◆ Goal of the exercise: Which lines of the material contain the word "true"? Show each one.

◆ Study material:
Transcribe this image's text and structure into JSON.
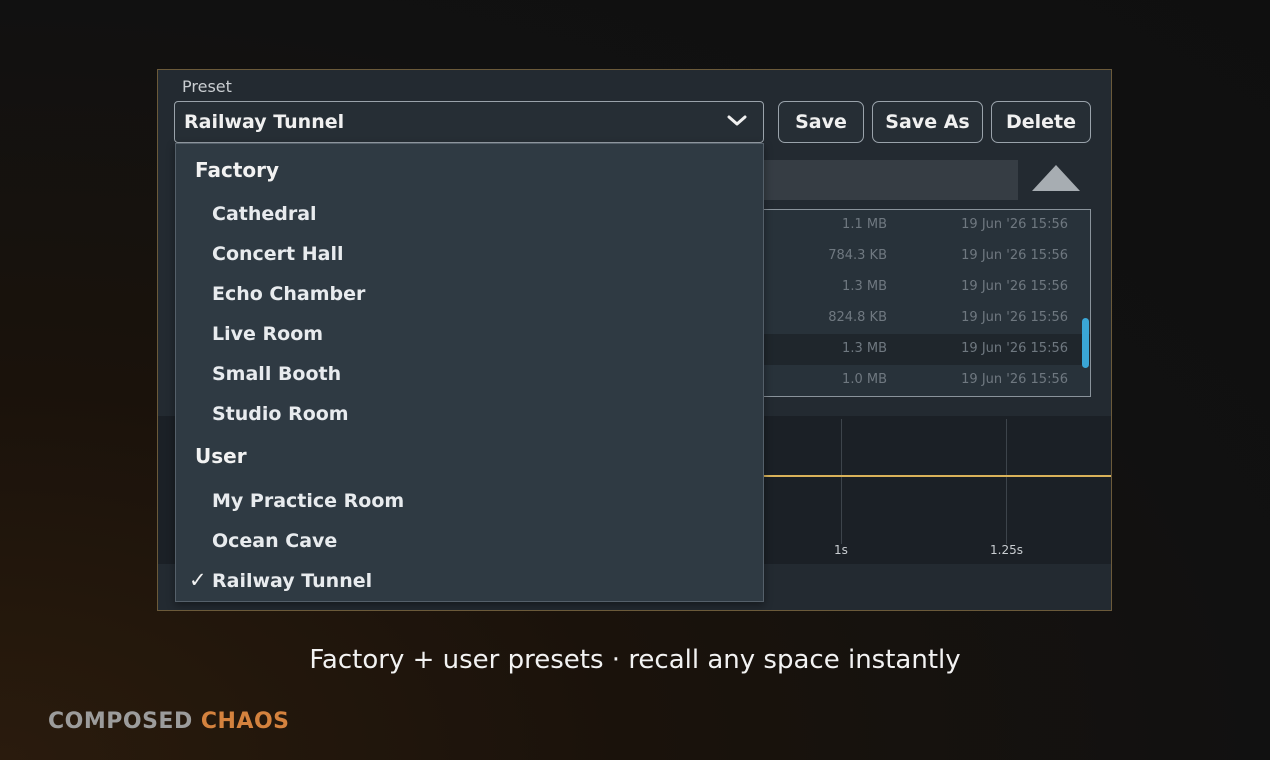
{
  "preset": {
    "label": "Preset",
    "selected": "Railway Tunnel",
    "buttons": {
      "save": "Save",
      "save_as": "Save As",
      "delete": "Delete"
    }
  },
  "dropdown": {
    "groups": [
      {
        "name": "Factory",
        "items": [
          "Cathedral",
          "Concert Hall",
          "Echo Chamber",
          "Live Room",
          "Small Booth",
          "Studio Room"
        ]
      },
      {
        "name": "User",
        "items": [
          "My Practice Room",
          "Ocean Cave",
          "Railway Tunnel"
        ]
      }
    ],
    "checked_item": "Railway Tunnel",
    "check_glyph": "✓"
  },
  "file_list": {
    "rows": [
      {
        "size": "1.1 MB",
        "date": "19 Jun '26 15:56"
      },
      {
        "size": "784.3 KB",
        "date": "19 Jun '26 15:56"
      },
      {
        "size": "1.3 MB",
        "date": "19 Jun '26 15:56"
      },
      {
        "size": "824.8 KB",
        "date": "19 Jun '26 15:56"
      },
      {
        "size": "1.3 MB",
        "date": "19 Jun '26 15:56",
        "selected": true
      },
      {
        "size": "1.0 MB",
        "date": "19 Jun '26 15:56"
      }
    ]
  },
  "timeline": {
    "ticks": [
      "1s",
      "1.25s"
    ],
    "envelope_color": "#d9b25a"
  },
  "caption": "Factory + user presets · recall any space instantly",
  "brand": {
    "part1": "COMPOSED",
    "part2": "CHAOS",
    "accent": "#d4823e"
  }
}
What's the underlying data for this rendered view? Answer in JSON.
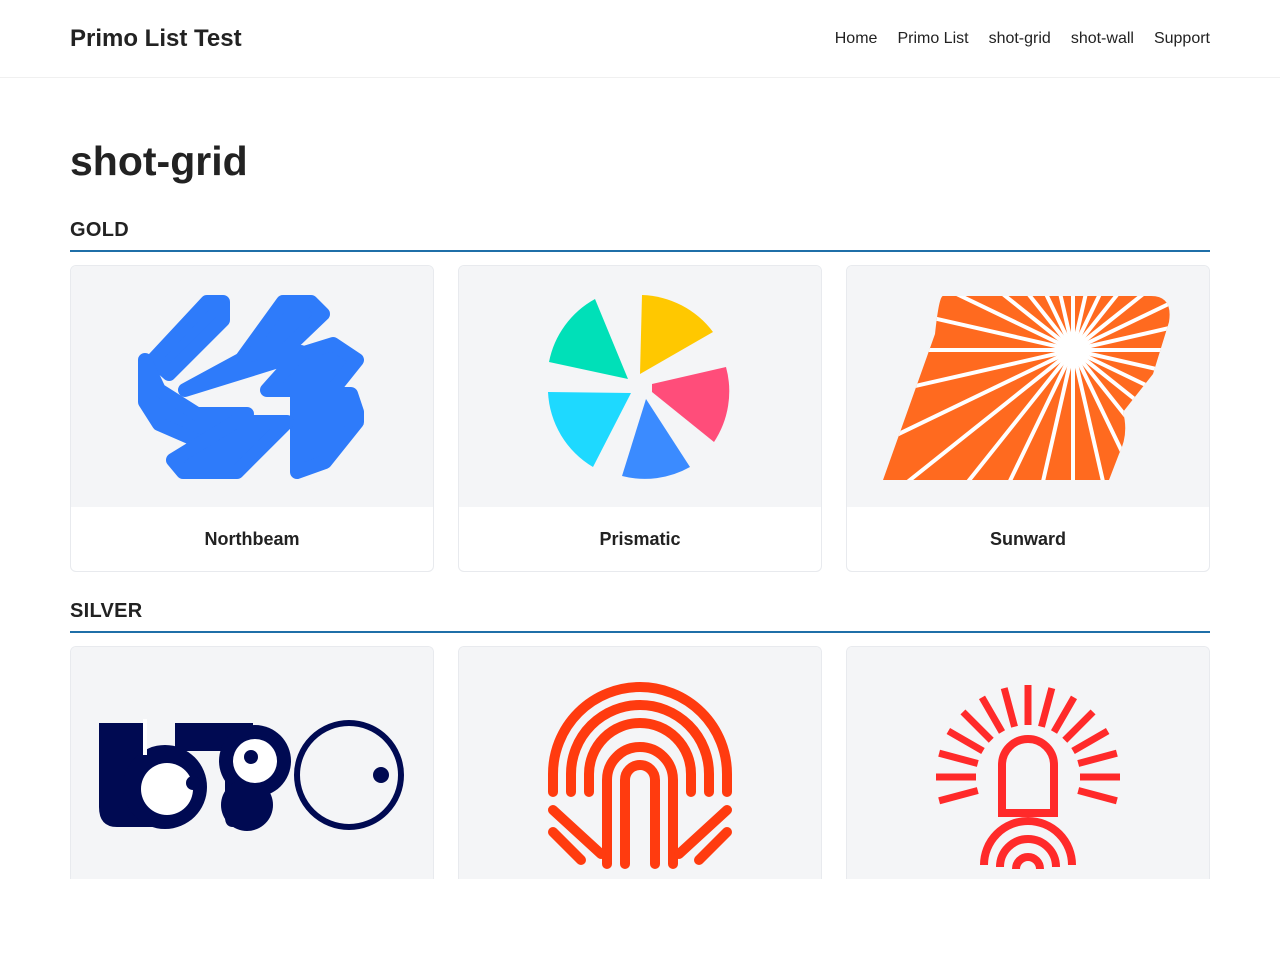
{
  "site": {
    "title": "Primo List Test"
  },
  "nav": [
    {
      "label": "Home"
    },
    {
      "label": "Primo List"
    },
    {
      "label": "shot-grid"
    },
    {
      "label": "shot-wall"
    },
    {
      "label": "Support"
    }
  ],
  "page": {
    "title": "shot-grid"
  },
  "sections": [
    {
      "title": "GOLD",
      "items": [
        {
          "name": "Northbeam",
          "icon": "northbeam-logo-icon",
          "color": "#2e7bfa"
        },
        {
          "name": "Prismatic",
          "icon": "prismatic-logo-icon",
          "colors": [
            "#00e0b8",
            "#ffc800",
            "#ff4d7a",
            "#3b8bff",
            "#1ed9ff"
          ]
        },
        {
          "name": "Sunward",
          "icon": "sunward-logo-icon",
          "color": "#ff6a1f"
        }
      ]
    },
    {
      "title": "SILVER",
      "items": [
        {
          "name": "",
          "icon": "logo-wordmark-icon",
          "color": "#000a52"
        },
        {
          "name": "",
          "icon": "arches-logo-icon",
          "color": "#ff3b0f"
        },
        {
          "name": "",
          "icon": "sunburst-arch-logo-icon",
          "color": "#ff2a2a"
        }
      ]
    }
  ],
  "colors": {
    "accent": "#1f6fa8",
    "card_bg": "#f4f5f7"
  }
}
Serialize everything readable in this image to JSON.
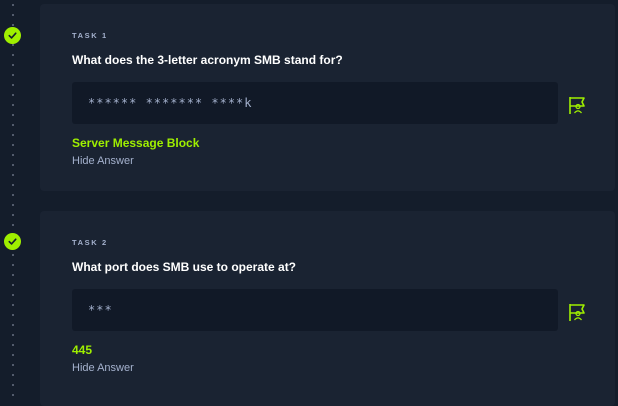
{
  "tasks": [
    {
      "label": "TASK 1",
      "question": "What does the 3-letter acronym SMB stand for?",
      "answer_mask": "****** ******* ****k",
      "answer": "Server Message Block",
      "hide_label": "Hide Answer",
      "completed": true
    },
    {
      "label": "TASK 2",
      "question": "What port does SMB use to operate at?",
      "answer_mask": "***",
      "answer": "445",
      "hide_label": "Hide Answer",
      "completed": true
    }
  ],
  "icons": {
    "completed": "check-circle-icon",
    "submit": "flag-icon"
  },
  "colors": {
    "background": "#141d2b",
    "card": "#1a2332",
    "input": "#111927",
    "accent": "#9fef00",
    "muted": "#a4b1cd"
  }
}
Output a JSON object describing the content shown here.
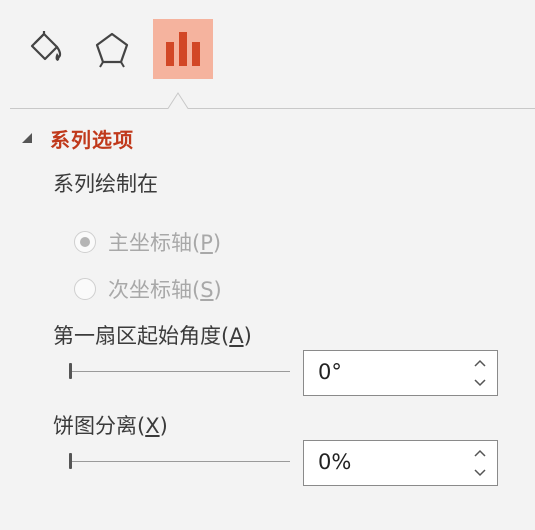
{
  "tabs": [
    {
      "name": "fill-line",
      "icon": "paint-bucket-icon",
      "active": false
    },
    {
      "name": "effects",
      "icon": "pentagon-icon",
      "active": false
    },
    {
      "name": "series-options",
      "icon": "bar-chart-icon",
      "active": true
    }
  ],
  "section": {
    "title": "系列选项",
    "expanded": true
  },
  "plot_on": {
    "label": "系列绘制在",
    "primary": {
      "prefix": "主坐标轴(",
      "key": "P",
      "suffix": ")",
      "selected": true,
      "disabled": true
    },
    "secondary": {
      "prefix": "次坐标轴(",
      "key": "S",
      "suffix": ")",
      "selected": false,
      "disabled": true
    }
  },
  "first_slice_angle": {
    "prefix": "第一扇区起始角度(",
    "key": "A",
    "suffix": ")",
    "value": "0°",
    "slider_level": 0
  },
  "pie_explosion": {
    "prefix": "饼图分离(",
    "key": "X",
    "suffix": ")",
    "value": "0%",
    "slider_level": 0
  },
  "colors": {
    "accent": "#c0391b",
    "active_tab": "#f5b39e",
    "icon": "#d24726"
  }
}
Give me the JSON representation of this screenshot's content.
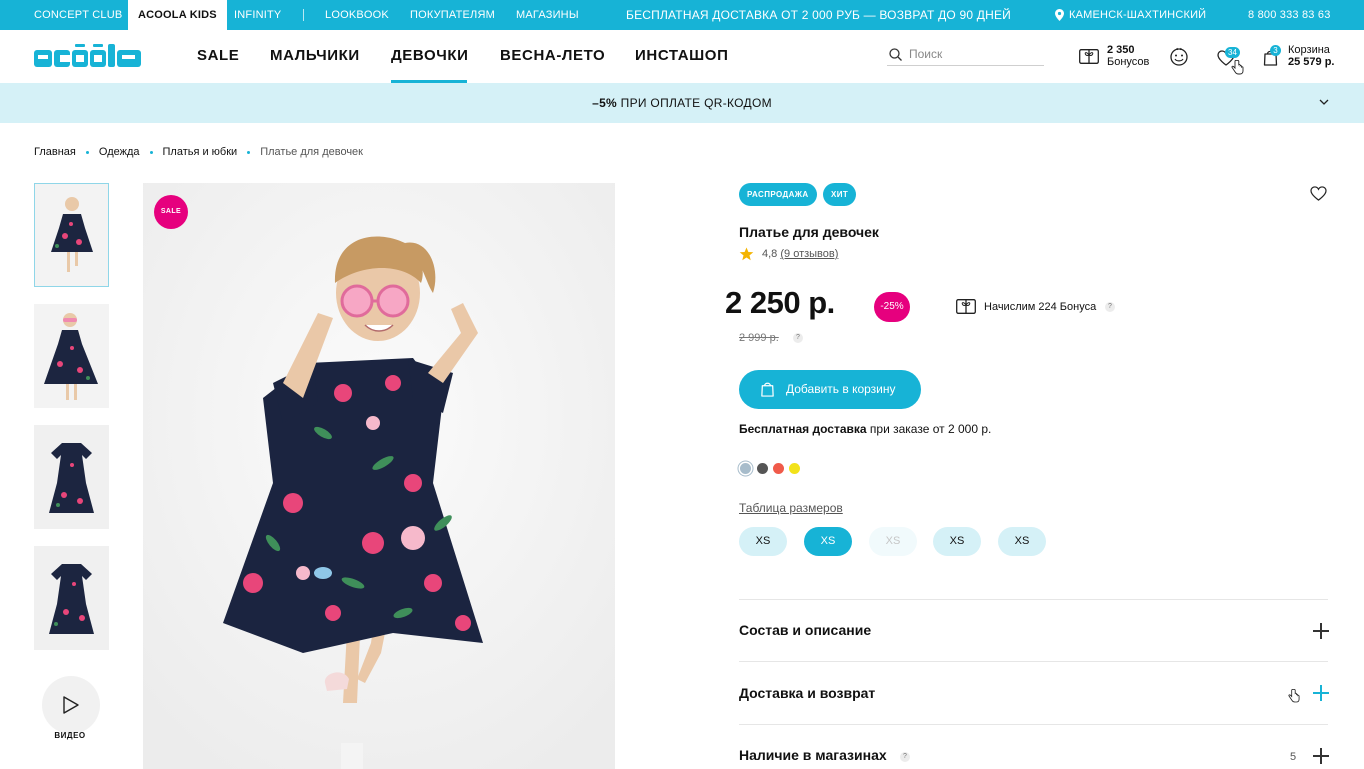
{
  "topbar": {
    "concept_club": "CONCEPT CLUB",
    "acoola_kids": "ACOOLA KIDS",
    "infinity": "INFINITY",
    "lookbook": "LOOKBOOK",
    "customers": "ПОКУПАТЕЛЯМ",
    "stores": "МАГАЗИНЫ",
    "promo": "БЕСПЛАТНАЯ ДОСТАВКА ОТ 2 000 РУБ — ВОЗВРАТ ДО 90 ДНЕЙ",
    "city": "КАМЕНСК-ШАХТИНСКИЙ",
    "phone": "8 800 333 83 63"
  },
  "header": {
    "nav": [
      "SALE",
      "МАЛЬЧИКИ",
      "ДЕВОЧКИ",
      "ВЕСНА-ЛЕТО",
      "ИНСТАШОП"
    ],
    "active_nav": "ДЕВОЧКИ",
    "search_placeholder": "Поиск",
    "bonus_amount": "2 350",
    "bonus_label": "Бонусов",
    "favorites_count": "34",
    "cart_count": "3",
    "cart_label": "Корзина",
    "cart_total": "25 579 р."
  },
  "promo_banner": {
    "bold": "–5%",
    "text": " ПРИ ОПЛАТЕ QR-КОДОМ"
  },
  "breadcrumbs": [
    "Главная",
    "Одежда",
    "Платья и юбки",
    "Платье для девочек"
  ],
  "gallery": {
    "sale_badge": "SALE",
    "video_label": "ВИДЕО",
    "thumbnail_count": 4
  },
  "product": {
    "tags": [
      "РАСПРОДАЖА",
      "ХИТ"
    ],
    "title": "Платье для девочек",
    "rating": "4,8",
    "reviews": "(9 отзывов)",
    "price": "2 250 р.",
    "discount": "-25%",
    "bonus": "Начислим 224 Бонуса",
    "old_price": "2 999 р.",
    "add_to_cart": "Добавить в корзину",
    "delivery_bold": "Бесплатная доставка",
    "delivery_rest": " при заказе от 2 000 р.",
    "colors": [
      "#a7bccb",
      "#555555",
      "#f05a4a",
      "#f2e21a"
    ],
    "size_table": "Таблица размеров",
    "sizes": [
      {
        "label": "XS",
        "state": "available"
      },
      {
        "label": "XS",
        "state": "selected"
      },
      {
        "label": "XS",
        "state": "unavailable"
      },
      {
        "label": "XS",
        "state": "available"
      },
      {
        "label": "XS",
        "state": "available"
      }
    ]
  },
  "accordion": [
    {
      "title": "Состав и описание"
    },
    {
      "title": "Доставка и возврат"
    },
    {
      "title": "Наличие в магазинах",
      "count": "5"
    }
  ],
  "colors": {
    "accent": "#17b3d6",
    "accent_light": "#d5f1f7",
    "sale": "#e6007e"
  }
}
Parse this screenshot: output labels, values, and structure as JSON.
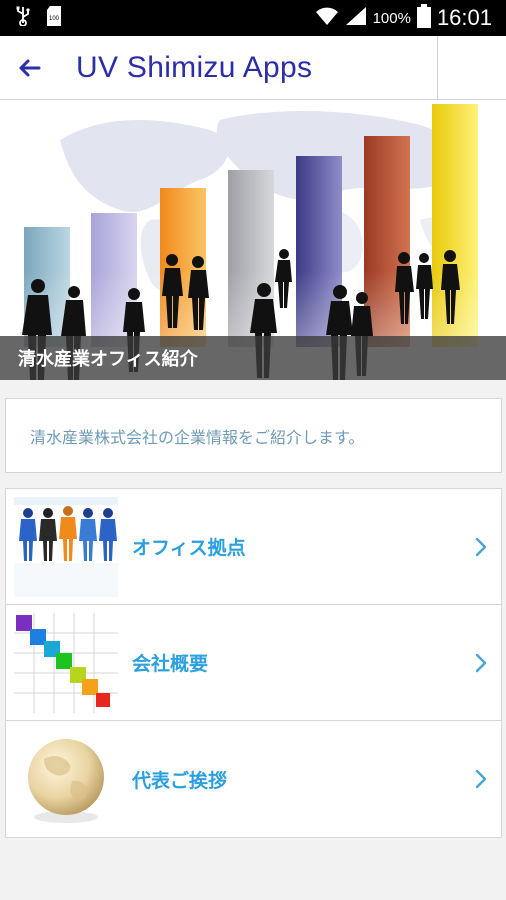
{
  "status_bar": {
    "battery": "100%",
    "time": "16:01"
  },
  "app_bar": {
    "title": "UV Shimizu Apps"
  },
  "hero": {
    "caption": "清水産業オフィス紹介"
  },
  "intro": {
    "text": "清水産業株式会社の企業情報をご紹介します。"
  },
  "menu": {
    "items": [
      {
        "label": "オフィス拠点",
        "icon": "people-icon"
      },
      {
        "label": "会社概要",
        "icon": "puzzle-icon"
      },
      {
        "label": "代表ご挨拶",
        "icon": "globe-icon"
      }
    ]
  },
  "colors": {
    "title": "#2b2ea8",
    "link": "#2aa0e0",
    "intro_text": "#6f9bb6"
  }
}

◆ Written response:
        "selected": true
      "completed": true
      "completed": true
      "active": true
    "expanded": true
      "selected": true,
      "disabled": true
      "disabled": true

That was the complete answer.